**AIM OF THE TASK**
Print the records exactly as they are written.
** SOURCE MATERIAL follows **
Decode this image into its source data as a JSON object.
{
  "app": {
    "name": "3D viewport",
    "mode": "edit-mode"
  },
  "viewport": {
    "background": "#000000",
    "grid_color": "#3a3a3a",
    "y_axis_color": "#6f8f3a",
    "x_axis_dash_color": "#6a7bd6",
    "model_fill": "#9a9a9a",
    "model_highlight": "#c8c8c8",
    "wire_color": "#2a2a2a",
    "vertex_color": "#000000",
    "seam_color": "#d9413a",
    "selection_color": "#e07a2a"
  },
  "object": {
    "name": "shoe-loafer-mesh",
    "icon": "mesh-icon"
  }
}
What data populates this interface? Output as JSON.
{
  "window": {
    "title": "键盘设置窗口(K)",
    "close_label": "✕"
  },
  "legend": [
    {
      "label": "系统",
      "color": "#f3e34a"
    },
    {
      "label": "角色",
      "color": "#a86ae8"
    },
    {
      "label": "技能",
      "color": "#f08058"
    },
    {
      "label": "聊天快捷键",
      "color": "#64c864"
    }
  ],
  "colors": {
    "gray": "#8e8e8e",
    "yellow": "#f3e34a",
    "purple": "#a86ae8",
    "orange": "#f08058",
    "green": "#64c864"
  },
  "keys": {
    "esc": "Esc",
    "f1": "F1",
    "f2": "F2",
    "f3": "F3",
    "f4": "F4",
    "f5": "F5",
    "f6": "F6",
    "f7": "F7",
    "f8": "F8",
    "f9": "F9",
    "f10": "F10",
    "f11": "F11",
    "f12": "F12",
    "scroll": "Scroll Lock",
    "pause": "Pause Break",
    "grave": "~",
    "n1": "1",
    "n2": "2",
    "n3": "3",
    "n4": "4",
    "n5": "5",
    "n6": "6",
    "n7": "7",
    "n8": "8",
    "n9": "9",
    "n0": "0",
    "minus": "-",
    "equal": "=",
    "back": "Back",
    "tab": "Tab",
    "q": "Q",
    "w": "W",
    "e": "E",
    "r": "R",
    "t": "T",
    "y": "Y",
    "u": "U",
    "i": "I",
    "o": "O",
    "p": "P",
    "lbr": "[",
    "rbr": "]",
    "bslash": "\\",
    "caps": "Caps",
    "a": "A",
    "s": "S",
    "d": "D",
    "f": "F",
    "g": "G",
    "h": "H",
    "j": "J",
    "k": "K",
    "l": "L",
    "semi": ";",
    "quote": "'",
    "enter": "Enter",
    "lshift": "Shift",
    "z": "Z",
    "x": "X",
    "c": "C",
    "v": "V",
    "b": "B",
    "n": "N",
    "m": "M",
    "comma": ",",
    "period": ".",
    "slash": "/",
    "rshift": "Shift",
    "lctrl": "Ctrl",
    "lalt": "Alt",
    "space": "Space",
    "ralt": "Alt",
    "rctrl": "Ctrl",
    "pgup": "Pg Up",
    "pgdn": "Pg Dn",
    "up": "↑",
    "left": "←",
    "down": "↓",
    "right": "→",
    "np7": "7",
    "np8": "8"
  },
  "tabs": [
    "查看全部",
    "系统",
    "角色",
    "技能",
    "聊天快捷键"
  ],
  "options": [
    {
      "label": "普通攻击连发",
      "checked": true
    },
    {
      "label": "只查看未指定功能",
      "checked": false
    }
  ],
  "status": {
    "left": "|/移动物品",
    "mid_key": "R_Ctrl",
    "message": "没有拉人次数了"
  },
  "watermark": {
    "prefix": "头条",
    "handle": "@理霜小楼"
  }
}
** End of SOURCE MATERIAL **
**REPLY**
Decode this image into its source data as a JSON object.
{
  "app": {
    "name": "3D viewport",
    "mode": "edit-mode"
  },
  "viewport": {
    "background": "#000000",
    "grid_color": "#3a3a3a",
    "y_axis_color": "#6f8f3a",
    "x_axis_dash_color": "#6a7bd6",
    "model_fill": "#9a9a9a",
    "model_highlight": "#c8c8c8",
    "wire_color": "#2a2a2a",
    "vertex_color": "#000000",
    "seam_color": "#d9413a",
    "selection_color": "#e07a2a"
  },
  "object": {
    "name": "shoe-loafer-mesh",
    "icon": "mesh-icon"
  }
}
What data populates this interface? Output as JSON.
{
  "window": {
    "title": "键盘设置窗口(K)",
    "close_label": "✕"
  },
  "legend": [
    {
      "label": "系统",
      "color": "#f3e34a"
    },
    {
      "label": "角色",
      "color": "#a86ae8"
    },
    {
      "label": "技能",
      "color": "#f08058"
    },
    {
      "label": "聊天快捷键",
      "color": "#64c864"
    }
  ],
  "colors": {
    "gray": "#8e8e8e",
    "yellow": "#f3e34a",
    "purple": "#a86ae8",
    "orange": "#f08058",
    "green": "#64c864"
  },
  "keys": {
    "esc": "Esc",
    "f1": "F1",
    "f2": "F2",
    "f3": "F3",
    "f4": "F4",
    "f5": "F5",
    "f6": "F6",
    "f7": "F7",
    "f8": "F8",
    "f9": "F9",
    "f10": "F10",
    "f11": "F11",
    "f12": "F12",
    "scroll": "Scroll Lock",
    "pause": "Pause Break",
    "grave": "~",
    "n1": "1",
    "n2": "2",
    "n3": "3",
    "n4": "4",
    "n5": "5",
    "n6": "6",
    "n7": "7",
    "n8": "8",
    "n9": "9",
    "n0": "0",
    "minus": "-",
    "equal": "=",
    "back": "Back",
    "tab": "Tab",
    "q": "Q",
    "w": "W",
    "e": "E",
    "r": "R",
    "t": "T",
    "y": "Y",
    "u": "U",
    "i": "I",
    "o": "O",
    "p": "P",
    "lbr": "[",
    "rbr": "]",
    "bslash": "\\",
    "caps": "Caps",
    "a": "A",
    "s": "S",
    "d": "D",
    "f": "F",
    "g": "G",
    "h": "H",
    "j": "J",
    "k": "K",
    "l": "L",
    "semi": ";",
    "quote": "'",
    "enter": "Enter",
    "lshift": "Shift",
    "z": "Z",
    "x": "X",
    "c": "C",
    "v": "V",
    "b": "B",
    "n": "N",
    "m": "M",
    "comma": ",",
    "period": ".",
    "slash": "/",
    "rshift": "Shift",
    "lctrl": "Ctrl",
    "lalt": "Alt",
    "space": "Space",
    "ralt": "Alt",
    "rctrl": "Ctrl",
    "pgup": "Pg Up",
    "pgdn": "Pg Dn",
    "up": "↑",
    "left": "←",
    "down": "↓",
    "right": "→",
    "np7": "7",
    "np8": "8"
  },
  "tabs": [
    "查看全部",
    "系统",
    "角色",
    "技能",
    "聊天快捷键"
  ],
  "options": [
    {
      "label": "普通攻击连发",
      "checked": true
    },
    {
      "label": "只查看未指定功能",
      "checked": false
    }
  ],
  "status": {
    "left": "|/移动物品",
    "mid_key": "R_Ctrl",
    "message": "没有拉人次数了"
  },
  "watermark": {
    "prefix": "头条",
    "handle": "@理霜小楼"
  }
}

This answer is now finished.